[About this task] Each record below should be output verbatim, without pictures.

(Working data Opens)

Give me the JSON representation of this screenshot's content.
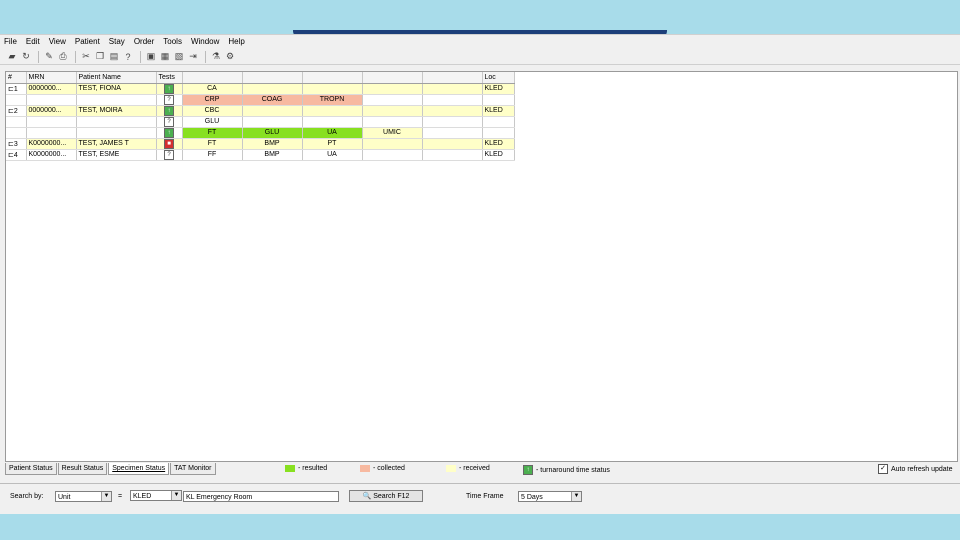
{
  "menu": [
    "File",
    "Edit",
    "View",
    "Patient",
    "Stay",
    "Order",
    "Tools",
    "Window",
    "Help"
  ],
  "columns": {
    "hash": "#",
    "mrn": "MRN",
    "name": "Patient Name",
    "tests": "Tests",
    "loc": "Loc"
  },
  "rows": [
    {
      "num": "1",
      "mrn": "0000000...",
      "name": "TEST, FIONA",
      "status": "green",
      "t1": "CA",
      "t1c": "y",
      "t2": "",
      "t2c": "",
      "t3": "",
      "t3c": "",
      "t4": "",
      "t4c": "",
      "loc": "KLED",
      "yellow": true
    },
    {
      "num": "",
      "mrn": "",
      "name": "",
      "status": "white",
      "t1": "CRP",
      "t1c": "o",
      "t2": "COAG",
      "t2c": "o",
      "t3": "TROPN",
      "t3c": "o",
      "t4": "",
      "t4c": "",
      "loc": "",
      "yellow": false
    },
    {
      "num": "2",
      "mrn": "0000000...",
      "name": "TEST, MOIRA",
      "status": "green",
      "t1": "CBC",
      "t1c": "y",
      "t2": "",
      "t2c": "",
      "t3": "",
      "t3c": "",
      "t4": "",
      "t4c": "",
      "loc": "KLED",
      "yellow": true
    },
    {
      "num": "",
      "mrn": "",
      "name": "",
      "status": "white",
      "t1": "GLU",
      "t1c": "",
      "t2": "",
      "t2c": "",
      "t3": "",
      "t3c": "",
      "t4": "",
      "t4c": "",
      "loc": "",
      "yellow": false
    },
    {
      "num": "",
      "mrn": "",
      "name": "",
      "status": "green",
      "t1": "FT",
      "t1c": "g",
      "t2": "GLU",
      "t2c": "g",
      "t3": "UA",
      "t3c": "g",
      "t4": "UMIC",
      "t4c": "y",
      "loc": "",
      "yellow": false
    },
    {
      "num": "3",
      "mrn": "K0000000...",
      "name": "TEST, JAMES T",
      "status": "red",
      "t1": "FT",
      "t1c": "y",
      "t2": "BMP",
      "t2c": "y",
      "t3": "PT",
      "t3c": "y",
      "t4": "",
      "t4c": "",
      "loc": "KLED",
      "yellow": true
    },
    {
      "num": "4",
      "mrn": "K0000000...",
      "name": "TEST, ESME",
      "status": "white",
      "t1": "FF",
      "t1c": "",
      "t2": "BMP",
      "t2c": "",
      "t3": "UA",
      "t3c": "",
      "t4": "",
      "t4c": "",
      "loc": "KLED",
      "yellow": false
    }
  ],
  "tabs": [
    "Patient Status",
    "Result Status",
    "Specimen Status",
    "TAT Monitor"
  ],
  "legend": {
    "resulted": "- resulted",
    "collected": "- collected",
    "received": "- received",
    "turnaround": "- turnaround time status"
  },
  "colors": {
    "resulted": "#88e020",
    "collected": "#f7b9a0",
    "received": "#ffffc8"
  },
  "auto_refresh": {
    "label": "Auto refresh update",
    "checked": true
  },
  "search": {
    "label": "Search by:",
    "by_value": "Unit",
    "equals": "=",
    "unit_value": "KLED",
    "unit_desc": "KL Emergency Room",
    "button": "Search  F12",
    "timeframe_label": "Time Frame",
    "timeframe_value": "5 Days"
  }
}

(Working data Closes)

[Written response]
Give me the JSON representation of this screenshot's content.
{
  "menu": [
    "File",
    "Edit",
    "View",
    "Patient",
    "Stay",
    "Order",
    "Tools",
    "Window",
    "Help"
  ],
  "columns": {
    "hash": "#",
    "mrn": "MRN",
    "name": "Patient Name",
    "tests": "Tests",
    "loc": "Loc"
  },
  "rows": [
    {
      "num": "1",
      "mrn": "0000000...",
      "name": "TEST, FIONA",
      "status": "green",
      "t1": "CA",
      "t1c": "y",
      "t2": "",
      "t2c": "",
      "t3": "",
      "t3c": "",
      "t4": "",
      "t4c": "",
      "loc": "KLED",
      "yellow": true
    },
    {
      "num": "",
      "mrn": "",
      "name": "",
      "status": "white",
      "t1": "CRP",
      "t1c": "o",
      "t2": "COAG",
      "t2c": "o",
      "t3": "TROPN",
      "t3c": "o",
      "t4": "",
      "t4c": "",
      "loc": "",
      "yellow": false
    },
    {
      "num": "2",
      "mrn": "0000000...",
      "name": "TEST, MOIRA",
      "status": "green",
      "t1": "CBC",
      "t1c": "y",
      "t2": "",
      "t2c": "",
      "t3": "",
      "t3c": "",
      "t4": "",
      "t4c": "",
      "loc": "KLED",
      "yellow": true
    },
    {
      "num": "",
      "mrn": "",
      "name": "",
      "status": "white",
      "t1": "GLU",
      "t1c": "",
      "t2": "",
      "t2c": "",
      "t3": "",
      "t3c": "",
      "t4": "",
      "t4c": "",
      "loc": "",
      "yellow": false
    },
    {
      "num": "",
      "mrn": "",
      "name": "",
      "status": "green",
      "t1": "FT",
      "t1c": "g",
      "t2": "GLU",
      "t2c": "g",
      "t3": "UA",
      "t3c": "g",
      "t4": "UMIC",
      "t4c": "y",
      "loc": "",
      "yellow": false
    },
    {
      "num": "3",
      "mrn": "K0000000...",
      "name": "TEST, JAMES T",
      "status": "red",
      "t1": "FT",
      "t1c": "y",
      "t2": "BMP",
      "t2c": "y",
      "t3": "PT",
      "t3c": "y",
      "t4": "",
      "t4c": "",
      "loc": "KLED",
      "yellow": true
    },
    {
      "num": "4",
      "mrn": "K0000000...",
      "name": "TEST, ESME",
      "status": "white",
      "t1": "FF",
      "t1c": "",
      "t2": "BMP",
      "t2c": "",
      "t3": "UA",
      "t3c": "",
      "t4": "",
      "t4c": "",
      "loc": "KLED",
      "yellow": false
    }
  ],
  "tabs": [
    "Patient Status",
    "Result Status",
    "Specimen Status",
    "TAT Monitor"
  ],
  "legend": {
    "resulted": "- resulted",
    "collected": "- collected",
    "received": "- received",
    "turnaround": "- turnaround time status"
  },
  "colors": {
    "resulted": "#88e020",
    "collected": "#f7b9a0",
    "received": "#ffffc8"
  },
  "auto_refresh": {
    "label": "Auto refresh update",
    "checked": true
  },
  "search": {
    "label": "Search by:",
    "by_value": "Unit",
    "equals": "=",
    "unit_value": "KLED",
    "unit_desc": "KL Emergency Room",
    "button": "Search  F12",
    "timeframe_label": "Time Frame",
    "timeframe_value": "5 Days"
  }
}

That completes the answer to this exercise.